State / Agency Contracts
OSPI / other state agency contracts for school district services (i.e. nursing corps, transportation, special education, early childhood services, etc.)
Payments for Cooperative Programs
School districts “pooled” funds for services (i.e. data management, special education, risk, science materials, insurance, etc.)
Federal Sources
Competitively gained contracts/grants (i.e. Head Start, youth employment, special education, school improvement, etc.)
Payments for Other Programs
Local districts / other governmental contracts / foundation grants for specific education services (i.e. speech, hearing, construction, etc.) / other philanthropic awards
Local Sources
Workshop and certification fees, contracts to perform specific work for local entities
Annually Legislated Appropriation
Purpose is to fund regional support structure of nine Educational Service Districts to perform statutorily / legislatively mandated services and programs; to support 295 school districts’ in sharing funding to reduce costs; and to generate additional revenue for districts.

Nine ESDs. One Network.

As one in a network of nine ESDs located geographically throughout the state, we provide state mandated services such as fiscal grant management, special education and transportation, personnel services such as certification and fingerprinting, curriculum services, inservice training and assessment, budget reviews, programs for juveniles, school boundary reviews (resolution of disputes), professional conduct investigations and a variety of other statutory obligations. In addition to these state-mandated services, we bring millions of additional dollars to our state’s education system through cooperatives, trusts and federal, state and private grants.

Washington ESDs Core Funding Return on Investment 2012-13

ESDs ​actually subsidize state-mandated programs by generating funds to deliver innovative services in early childhood education, curriculum/instruction improvement, technology, special education, insurance pools/ trusts, math, science and literacy support, school construction, substance abuse prevention, drop-out programs, emergency communications and personnel cooperatives.

Combined Washington ESDs 2012-13 Revenues

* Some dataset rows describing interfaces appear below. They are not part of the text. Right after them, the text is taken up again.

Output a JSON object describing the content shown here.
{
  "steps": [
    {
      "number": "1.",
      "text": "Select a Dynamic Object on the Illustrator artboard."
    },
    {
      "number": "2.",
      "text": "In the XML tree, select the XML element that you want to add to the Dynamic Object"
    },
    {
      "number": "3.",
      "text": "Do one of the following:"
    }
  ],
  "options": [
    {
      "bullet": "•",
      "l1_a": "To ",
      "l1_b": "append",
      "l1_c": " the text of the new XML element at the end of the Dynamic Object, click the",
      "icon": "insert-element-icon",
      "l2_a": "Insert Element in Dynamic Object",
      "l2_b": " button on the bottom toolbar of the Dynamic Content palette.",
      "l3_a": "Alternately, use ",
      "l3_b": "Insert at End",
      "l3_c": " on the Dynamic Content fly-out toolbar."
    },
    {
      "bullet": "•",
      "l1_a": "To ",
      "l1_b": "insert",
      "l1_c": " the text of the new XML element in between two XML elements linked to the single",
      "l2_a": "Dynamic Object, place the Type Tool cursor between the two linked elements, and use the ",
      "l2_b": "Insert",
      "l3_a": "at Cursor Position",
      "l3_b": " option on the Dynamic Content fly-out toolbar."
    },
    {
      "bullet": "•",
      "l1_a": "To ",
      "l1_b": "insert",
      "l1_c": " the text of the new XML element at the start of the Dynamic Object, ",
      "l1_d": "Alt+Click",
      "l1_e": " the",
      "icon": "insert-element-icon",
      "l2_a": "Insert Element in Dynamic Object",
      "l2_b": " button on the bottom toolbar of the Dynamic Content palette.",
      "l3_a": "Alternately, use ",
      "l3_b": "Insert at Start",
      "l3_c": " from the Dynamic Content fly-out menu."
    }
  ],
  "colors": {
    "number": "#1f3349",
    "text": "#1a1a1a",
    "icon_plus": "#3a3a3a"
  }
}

Click on the pie chart to view.

Legend—Funding Source Terms
Federal Sources
Competitively gained contracts/grants (i.e. Head Start, youth employment, special education, school improvement, etc.)
State / Agency Contracts
OSPI / other state agency contracts for school district services (i.e. nursing corps, transportation, special education, early childhood services, etc.)
Payments for Cooperative Programs
School districts “pooled” funds for services (i.e. data management, special education, risk, science materials, insurance, etc.)
Payments for Other Programs
Local districts / other governmental contracts / foundation grants for specific education services (i.e. speech, hearing, construction, etc.) / other philanthropic awards
Local Sources
Workshop and certification fees, contracts to perform specific work for local entities
Annually Legislated Appropriation
Purpose is to fund regional support structure of nine Educational Service Districts to perform statutorily / legislatively mandated services and programs; to support 295 school districts’ in sharing funding to reduce costs; and to generate additional revenue for districts.